More strains of drug-resistant bacteria have been cropping up, rivaling the superbug MRSA that has been making recent headlines. Anicetobacter baumannii, Pseudomonas aeruginosa and Klebsiella pneumoniae belong to category of bacteria called “gram-negative.” These bacteria are difficult to fight because they are wrapped in a double membrane and harbor enzymes that chew up many antibiotics.
While some drugs are still available to treat MRSA, the drugs used to treat gram-negative bacteria are becoming ineffective. Antibiotics known as carbapenems have been the drug of last resort for gram-negatives, but the bugs have developed a way to make an enzyme that dissolves the drugs.
As the best drugs fail, doctors are turning to more dangerous, toxic drugs to treat the infections such as colistin, which side effects include kidney damage and deafness.
Infections from these three bugs are not reportable by law, but voluntary reports in 2002 identified 104,000 gram-negative infections that were resistant to at least some antibiotics. That same year, there were 102,000 MRSA infections reported.
Gram-negative bacteria are harmless to healthy people but infect already-damaged tissue. They enter the body by way of ventilator tubes, catheters, open wounds and burns, causing pneumonia, urinary tract infections, and bone, join and bloodstream infections.

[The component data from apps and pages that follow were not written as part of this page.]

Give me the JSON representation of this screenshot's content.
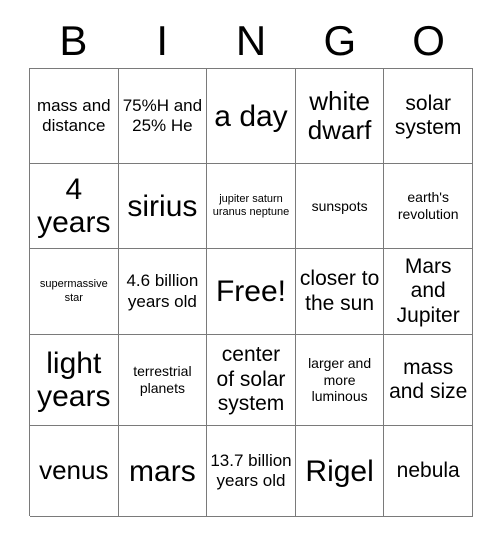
{
  "card": {
    "title": "BINGO",
    "header_letters": [
      "B",
      "I",
      "N",
      "G",
      "O"
    ],
    "free_space_label": "Free!",
    "grid_line_color": "#7a7a7a",
    "text_color": "#000000",
    "background_color": "#ffffff",
    "rows": 5,
    "columns": 5,
    "cells": [
      [
        {
          "text": "mass and distance",
          "size": "md"
        },
        {
          "text": "75%H and 25% He",
          "size": "md"
        },
        {
          "text": "a day",
          "size": "xxl"
        },
        {
          "text": "white dwarf",
          "size": "xl"
        },
        {
          "text": "solar system",
          "size": "lg"
        }
      ],
      [
        {
          "text": "4 years",
          "size": "xxl"
        },
        {
          "text": "sirius",
          "size": "xxl"
        },
        {
          "text": "jupiter saturn uranus neptune",
          "size": "xs"
        },
        {
          "text": "sunspots",
          "size": "sm"
        },
        {
          "text": "earth's revolution",
          "size": "sm"
        }
      ],
      [
        {
          "text": "supermassive star",
          "size": "xs"
        },
        {
          "text": "4.6 billion years old",
          "size": "md"
        },
        {
          "text": "Free!",
          "size": "xxl"
        },
        {
          "text": "closer to the sun",
          "size": "lg"
        },
        {
          "text": "Mars and Jupiter",
          "size": "lg"
        }
      ],
      [
        {
          "text": "light years",
          "size": "xxl"
        },
        {
          "text": "terrestrial planets",
          "size": "sm"
        },
        {
          "text": "center of solar system",
          "size": "lg"
        },
        {
          "text": "larger and more luminous",
          "size": "sm"
        },
        {
          "text": "mass and size",
          "size": "lg"
        }
      ],
      [
        {
          "text": "venus",
          "size": "xl"
        },
        {
          "text": "mars",
          "size": "xxl"
        },
        {
          "text": "13.7 billion years old",
          "size": "md"
        },
        {
          "text": "Rigel",
          "size": "xxl"
        },
        {
          "text": "nebula",
          "size": "lg"
        }
      ]
    ]
  }
}
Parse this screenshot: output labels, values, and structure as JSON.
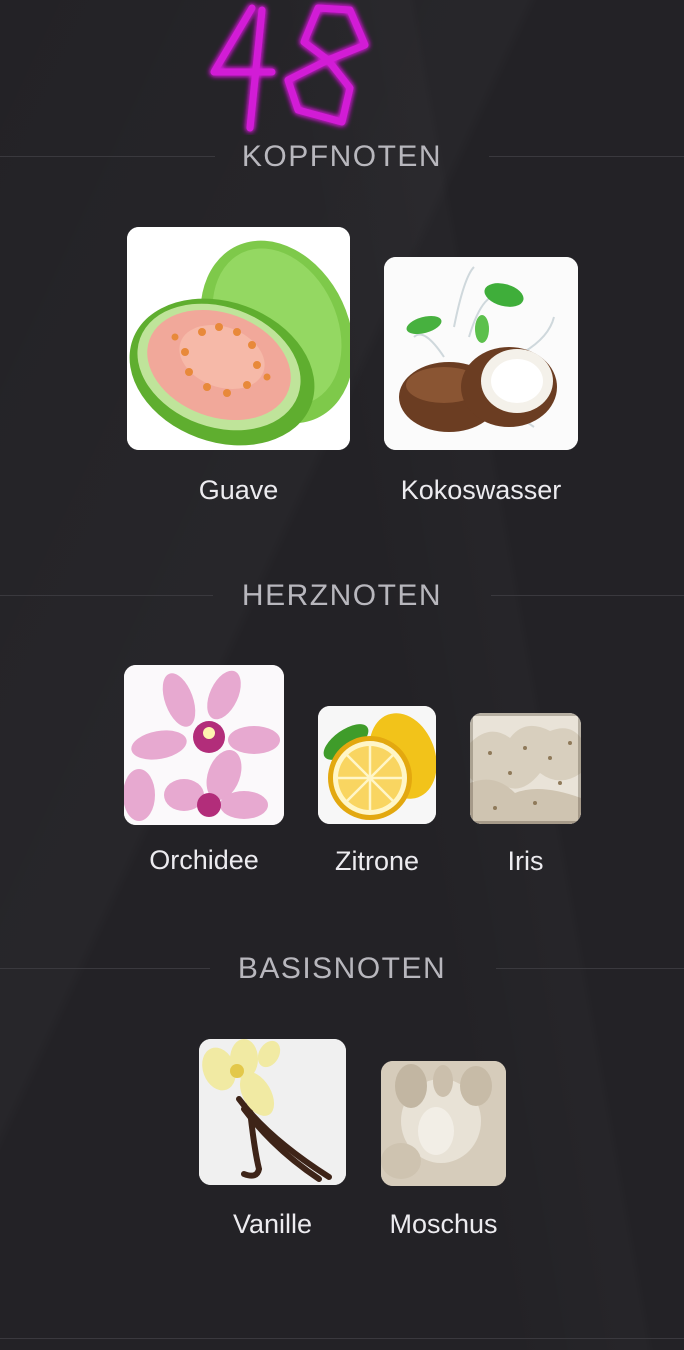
{
  "badge": {
    "number": "48"
  },
  "sections": [
    {
      "title": "KOPFNOTEN",
      "notes": [
        {
          "label": "Guave",
          "icon": "guava-image"
        },
        {
          "label": "Kokoswasser",
          "icon": "coconut-water-image"
        }
      ]
    },
    {
      "title": "HERZNOTEN",
      "notes": [
        {
          "label": "Orchidee",
          "icon": "orchid-image"
        },
        {
          "label": "Zitrone",
          "icon": "lemon-image"
        },
        {
          "label": "Iris",
          "icon": "iris-root-image"
        }
      ]
    },
    {
      "title": "BASISNOTEN",
      "notes": [
        {
          "label": "Vanille",
          "icon": "vanilla-image"
        },
        {
          "label": "Moschus",
          "icon": "musk-image"
        }
      ]
    }
  ],
  "colors": {
    "background": "#232226",
    "neon": "#d21fd6",
    "heading": "#b8b7bd",
    "label": "#ecebef"
  }
}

Drug-resistant Pseudomonas caused the death of Brazilian beauty queen Mariana Bridi, who died of sepsis after doctors tried to contain the rampaging infection by amputating her feet and hands and removing her kidneys.
These three gram-negative strains, along with Escherichia coli are among the six leading causes of infections in hospitals, nursing homes and other healthcare settings. Resistant strains are on the rise throughout the United States.